From the dawn of the web, we've been entangling presentation with content. Which is, overall, a big suck. Why? Well, on one hand, it's fine for people to consume. But it's really rude to computers. And computers, after all, are doing all the work to keep the Internet running.
If computers can't easily parse data, they can't do anything meaningful with it. However, once computers can easily disentangle the layers of data, watch out: innovation happens like crazy.
In a series of blog posts I'm going to talk about all the beauty of separating content from presentation. And how that simple idea when amplified with proven, existing design patterns makes things really interesting. Let's start with Twitter as an example...
When you view tweets on twitter.com, you see shared links, hashtags, and @mentions, all of which are clickable. But if you query the Twitter API you get back plain text. Why?
Because Twitter understands the importance of separating the content layer from the presentation layer. Imagine seeing this on a phone:
Ran into <a href="/%3Ca%20href%3D"http://twitter.com/shanley">http://twitter.com/shanley">@shanley</a> at <a href="/%3Ca%20href%3D"http://twitter.com/#!/search?q=%23sxsw">http://twitter.com/#!/search?q=%23sxsw">#sxsw</a>!
… because the SMS app on that old phone didn't understand HTML! Furthermore, when every character counts, like in a 160 character SMS message, markup would end up dominating the content. You shouldn't even assume that the consumer device will even know what to do with it.
So instead, Twitter keeps statuses as simple as possible—text only. This is plain, vanilla content. No markup, just data (well, unless you count the "organic" markup conventions like hashtags and @mentions).
Everything else, all the rest of the CSS and HTML that make up the twitter.com experience—that's the presentation layer. It takes all that content and makes it look good.
APIs, at their most basic, are carriers of content. They are perfectly evolved for getting data from one place to another.

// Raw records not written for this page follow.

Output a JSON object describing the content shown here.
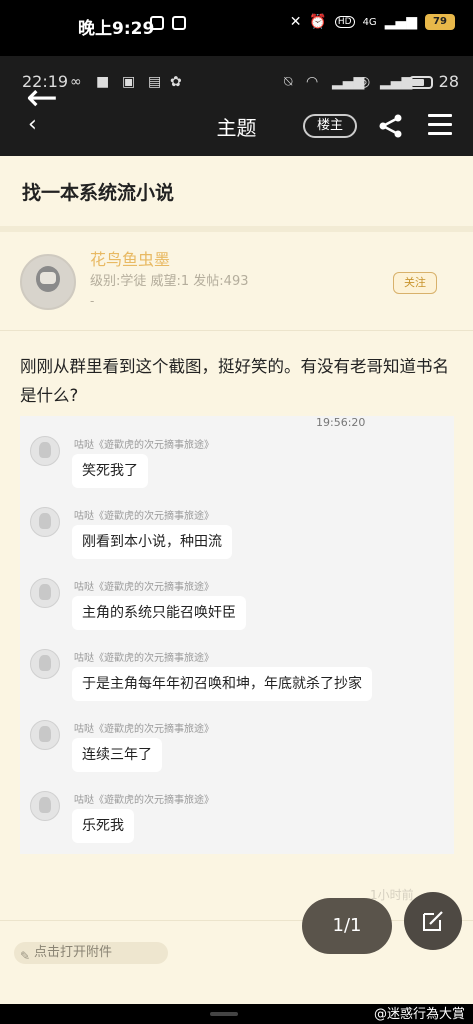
{
  "outer_status": {
    "time": "晚上9:29",
    "network": "4G",
    "hd": "HD",
    "battery": "79"
  },
  "inner_status": {
    "time": "22:19",
    "battery_pct": "28"
  },
  "nav": {
    "title": "主题",
    "louzhu_label": "楼主"
  },
  "post": {
    "title": "找一本系统流小说",
    "author": "花鸟鱼虫墨",
    "meta": "级别:学徒 威望:1 发帖:493",
    "meta_extra": "-",
    "follow_label": "关注",
    "body": "刚刚从群里看到这个截图，挺好笑的。有没有老哥知道书名是什么?"
  },
  "chat": {
    "timestamp": "19:56:20",
    "messages": [
      {
        "name": "咕哒《遊歡虎的次元摘事旅途》",
        "text": "笑死我了"
      },
      {
        "name": "咕哒《遊歡虎的次元摘事旅途》",
        "text": "刚看到本小说，种田流"
      },
      {
        "name": "咕哒《遊歡虎的次元摘事旅途》",
        "text": "主角的系统只能召唤奸臣"
      },
      {
        "name": "咕哒《遊歡虎的次元摘事旅途》",
        "text": "于是主角每年年初召唤和坤，年底就杀了抄家"
      },
      {
        "name": "咕哒《遊歡虎的次元摘事旅途》",
        "text": "连续三年了"
      },
      {
        "name": "咕哒《遊歡虎的次元摘事旅途》",
        "text": "乐死我"
      }
    ]
  },
  "footer": {
    "faint_time": "1小时前",
    "attachment_label": "点击打开附件",
    "page_indicator": "1/1"
  },
  "watermark": "@迷惑行為大賞"
}
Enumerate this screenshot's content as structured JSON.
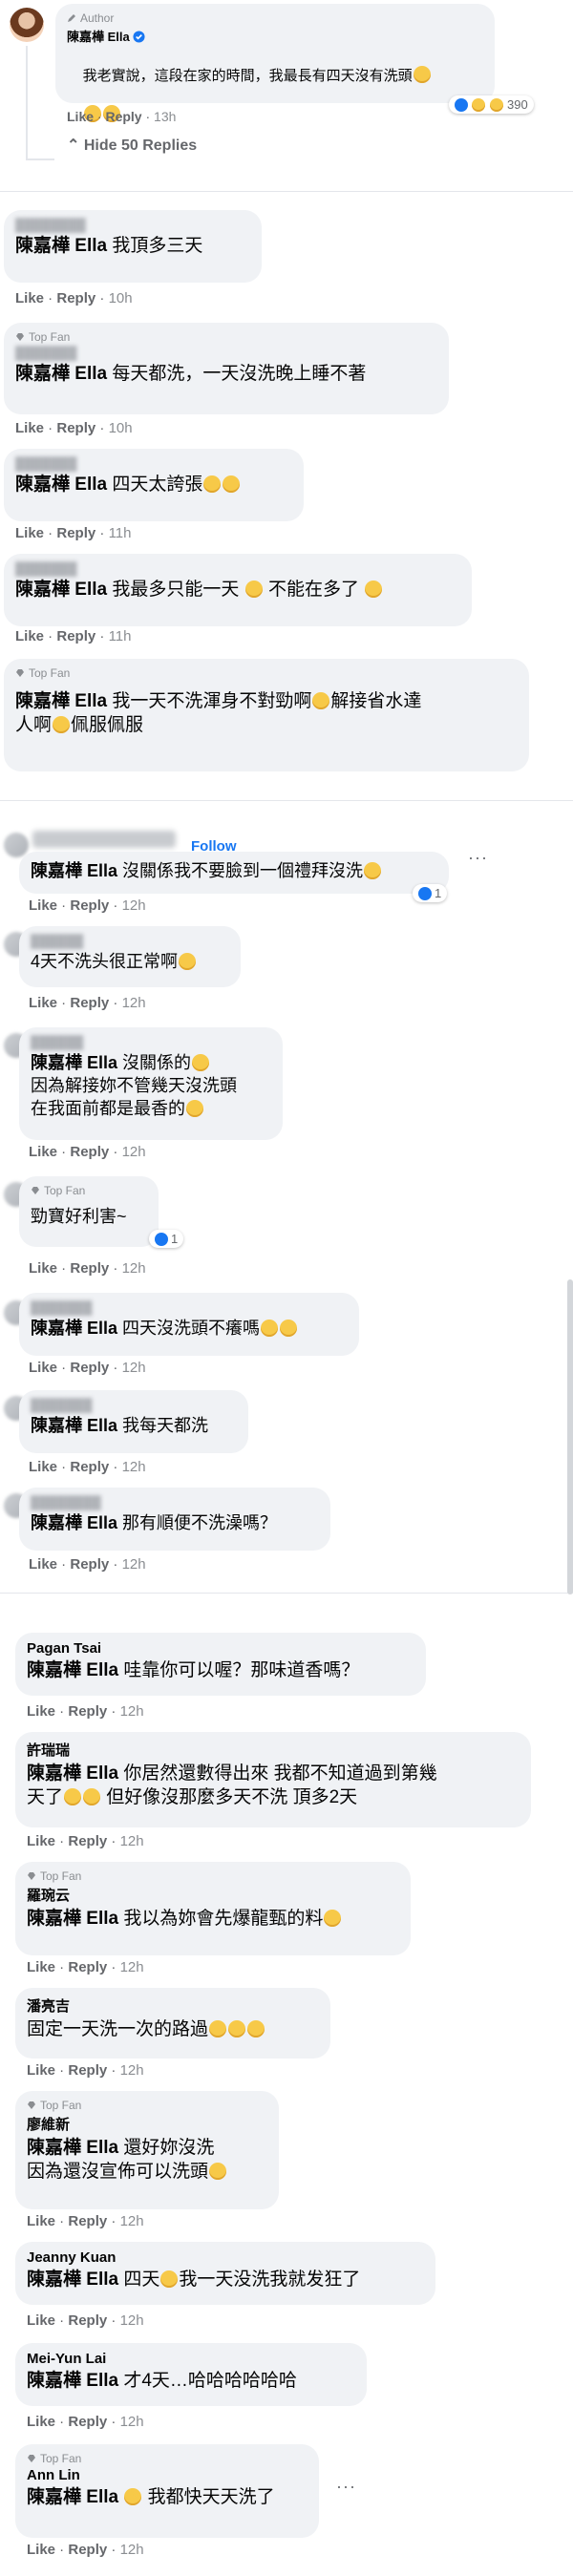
{
  "ui": {
    "like": "Like",
    "reply": "Reply",
    "dot": " · ",
    "more": "···"
  },
  "top": {
    "author_badge": "Author",
    "name": "陳嘉樺 Ella",
    "text": "我老實說，這段在家的時間，我最長有四天沒有洗頭",
    "reactions": "390",
    "time": "13h",
    "hide": "Hide 50 Replies"
  },
  "comments": [
    {
      "name": "",
      "tag": "陳嘉樺 Ella",
      "text": "我頂多三天",
      "time": "10h"
    },
    {
      "badge": "Top Fan",
      "name": "",
      "tag": "陳嘉樺 Ella",
      "text": "每天都洗，一天沒洗晚上睡不著",
      "time": "10h"
    },
    {
      "name": "",
      "tag": "陳嘉樺 Ella",
      "text": "四天太誇張",
      "time": "11h"
    },
    {
      "name": "",
      "tag": "陳嘉樺 Ella",
      "text": "我最多只能一天",
      "text2": "不能在多了",
      "time": "11h"
    },
    {
      "badge": "Top Fan",
      "name": "",
      "tag": "陳嘉樺 Ella",
      "text": "我一天不洗渾身不對勁啊",
      "text2": "解接省水達",
      "text3": "人啊",
      "text4": "佩服佩服",
      "time": ""
    },
    {
      "name": "",
      "follow": "Follow",
      "tag": "陳嘉樺 Ella",
      "text": "沒關係我不要臉到一個禮拜沒洗",
      "time": "12h",
      "reactions": "1"
    },
    {
      "name": "",
      "tag": "",
      "text": "4天不洗头很正常啊",
      "time": "12h"
    },
    {
      "name": "",
      "tag": "陳嘉樺 Ella",
      "text": "沒關係的",
      "line2": "因為解接妳不管幾天沒洗頭",
      "line3": "在我面前都是最香的",
      "time": "12h"
    },
    {
      "badge": "Top Fan",
      "name": "",
      "tag": "",
      "text": "勁寶好利害~",
      "time": "12h",
      "reactions": "1"
    },
    {
      "name": "",
      "tag": "陳嘉樺 Ella",
      "text": "四天沒洗頭不癢嗎",
      "time": "12h"
    },
    {
      "name": "",
      "tag": "陳嘉樺 Ella",
      "text": "我每天都洗",
      "time": "12h"
    },
    {
      "name": "",
      "tag": "陳嘉樺 Ella",
      "text": "那有順便不洗澡嗎？",
      "time": "12h"
    },
    {
      "name": "Pagan Tsai",
      "tag": "陳嘉樺 Ella",
      "text": "哇靠你可以喔？那味道香嗎？",
      "time": "12h"
    },
    {
      "name": "許瑞瑞",
      "tag": "陳嘉樺 Ella",
      "text": "你居然還數得出來 我都不知道過到第幾",
      "line2": "天了",
      "line2b": "但好像沒那麼多天不洗 頂多2天",
      "time": "12h"
    },
    {
      "badge": "Top Fan",
      "name": "羅琬云",
      "tag": "陳嘉樺 Ella",
      "text": "我以為妳會先爆龍甄的料",
      "time": "12h"
    },
    {
      "name": "潘亮吉",
      "tag": "",
      "text": "固定一天洗一次的路過",
      "time": "12h"
    },
    {
      "badge": "Top Fan",
      "name": "廖維新",
      "tag": "陳嘉樺 Ella",
      "text": "還好妳沒洗",
      "line2": "因為還沒宣佈可以洗頭",
      "time": "12h"
    },
    {
      "name": "Jeanny Kuan",
      "tag": "陳嘉樺 Ella",
      "text": "四天",
      "text2": "我一天没洗我就发狂了",
      "time": "12h"
    },
    {
      "name": "Mei-Yun Lai",
      "tag": "陳嘉樺 Ella",
      "text": "才4天…哈哈哈哈哈哈",
      "time": "12h"
    },
    {
      "badge": "Top Fan",
      "name": "Ann Lin",
      "tag": "陳嘉樺 Ella",
      "text": "我都快天天洗了",
      "time": "12h"
    }
  ]
}
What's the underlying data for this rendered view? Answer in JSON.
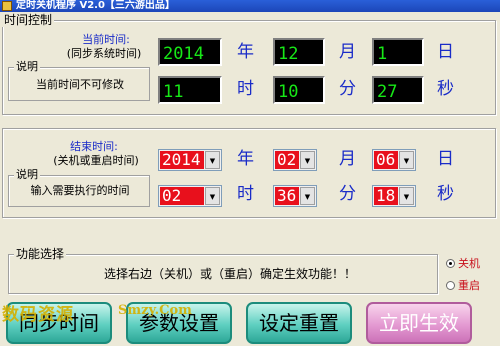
{
  "window": {
    "title": "定时关机程序 V2.0【三六游出品】"
  },
  "time_control": {
    "legend": "时间控制",
    "label_line1": "当前时间:",
    "label_line2": "(同步系统时间)",
    "note_legend": "说明",
    "note_text": "当前时间不可修改",
    "year": "2014",
    "month": "12",
    "day": "1",
    "hour": "11",
    "minute": "10",
    "second": "27",
    "unit_year": "年",
    "unit_month": "月",
    "unit_day": "日",
    "unit_hour": "时",
    "unit_minute": "分",
    "unit_second": "秒"
  },
  "end_time": {
    "label_line1": "结束时间:",
    "label_line2": "(关机或重启时间)",
    "note_legend": "说明",
    "note_text": "输入需要执行的时间",
    "year": "2014",
    "month": "02",
    "day": "06",
    "hour": "02",
    "minute": "36",
    "second": "18",
    "unit_year": "年",
    "unit_month": "月",
    "unit_day": "日",
    "unit_hour": "时",
    "unit_minute": "分",
    "unit_second": "秒"
  },
  "function": {
    "legend": "功能选择",
    "text": "选择右边（关机）或（重启）确定生效功能！！",
    "options": [
      {
        "label": "关机",
        "selected": true
      },
      {
        "label": "重启",
        "selected": false
      }
    ]
  },
  "buttons": {
    "sync": "同步时间",
    "params": "参数设置",
    "reset": "设定重置",
    "apply": "立即生效"
  },
  "watermark": {
    "cn": "数码资源",
    "en": "Smzy.Com"
  },
  "colors": {
    "accent_red": "#e8101c",
    "lcd_green": "#17e817",
    "label_blue": "#1a2cc8"
  }
}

And this is super-important in today's world, where we consume content on multiple devices. One size no longer fits all. There is no single form-factor. Each device offers a different experience of the same content.
This is just one example why APIs are changing the way we develop, by demanding the best-practice approach of separating the content and presentation layers. Modern web applications use the same APIs that their official mobile apps do. And those are the same APIs that get exposed to 3rd party developers who innovate around the edges.